During those first few meetings between yourself and a prospective client you should get as much details on the type of work you would be doing with the client. It’s here that you can get a good sense of what projects they have. As a web developer it might be tempting to always take greenfield projects on but these don’t necessarily mean that they are great projects to work on. In the early days of any greenfield project there can be technical issues with untested technology such as programming languages and frameworks, dependency issues with hardware and even implementation problems if you are expected to lead a team of developers who have never used this particular technology before.
In Chad Fowler’s book, The Passionate Programmer he mentions the legacy technologist who is familiar with ageing frameworks and languages and is able to work with legacy projects without a problem. These people are essential as they can nurse projects through their final years before the software is upgraded or replaced. I know many developers who would quickly sidestep projects like this but having seen the importance of technology specialists in this field from my ERP days, it’s not only work that is essential but also interesting.
Legacy have their problems but what’s so interesting about them is the chances that are available to refactor them or gradually migrate them over to other applications. In my days as an ERP developer I not only maintained a number of legacy ERP systems I also has the chance to provide and support and knowledge on these legacy systems to clients. It was rewarding work helping out people with their problems and fine tuning the system so that the same problem couldn’t be replicated in the future or at least improved slightly.
My ideal client communicates often
Having worked on a number of projects with different clients, one of the best pieces of advice that I have had is that you should communicate with your client often. For me it’s every day. Not a day goes by where I don’t ask a question, drop them an IM, an email or even schedule a phone call to discuss something about the project. I used to hesistate in the past about doing this on a daily basis, but now I see it as acceptable behaviour. If I’m continually communicating with the client to clarify requirements on the project then I’m doing both of us a big favour. We’re making sure that both of us don’t get the end of the project and then think, “That’s not what we wanted.”.
However, the same goes the other way. Just like I communicate with my client frequently, I expect the same from them. If they have a question they should drop me a message or an email. If they want me to sit on a meeting, then tell me the date and time. If they want me to discuss further options then they should ask me too. I’m not a mind reader but I do try and pre-empt what the client wants. For the rest of the time I expect the client to ask questions when they need to, send me updates to the project and anything else that keeps me in the loop.
My ideal client pays on time

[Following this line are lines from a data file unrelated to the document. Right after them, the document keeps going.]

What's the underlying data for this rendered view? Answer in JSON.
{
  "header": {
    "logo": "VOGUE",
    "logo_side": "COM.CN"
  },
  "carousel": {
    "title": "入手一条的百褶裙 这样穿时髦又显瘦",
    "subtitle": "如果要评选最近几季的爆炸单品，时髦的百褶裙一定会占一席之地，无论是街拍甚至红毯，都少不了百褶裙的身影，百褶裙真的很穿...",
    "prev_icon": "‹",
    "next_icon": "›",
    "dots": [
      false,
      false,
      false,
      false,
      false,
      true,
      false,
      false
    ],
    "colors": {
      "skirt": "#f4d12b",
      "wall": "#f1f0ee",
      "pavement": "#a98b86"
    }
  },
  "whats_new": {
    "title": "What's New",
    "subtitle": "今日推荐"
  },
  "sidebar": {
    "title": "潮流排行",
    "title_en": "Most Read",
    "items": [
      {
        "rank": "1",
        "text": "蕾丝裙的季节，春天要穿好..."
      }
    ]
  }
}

An obvious one for many freelancers but it’s one of the key points in ensuring you enjoy your career. I’ve wrestled with this in the past and I’ve had clients that have paid on time and clients that have paid late. It’s can be frustrating.
Lately though, more clients have come round to paying invoices on time. It’s such a boost to your confidence and productivity knowing that your work is valued and that you will be paid for it when you expect it.
I haven’t got to the stage where I have parted ways with a client over late invoices but it is something at the back of my mind that I do think about. I’m happy to report though that my client list all pay on time.
These are just three basic guidelines to the kind of clients that I want to work with. Ideally I would like to narrow this further by a specific market, but that’s for another day.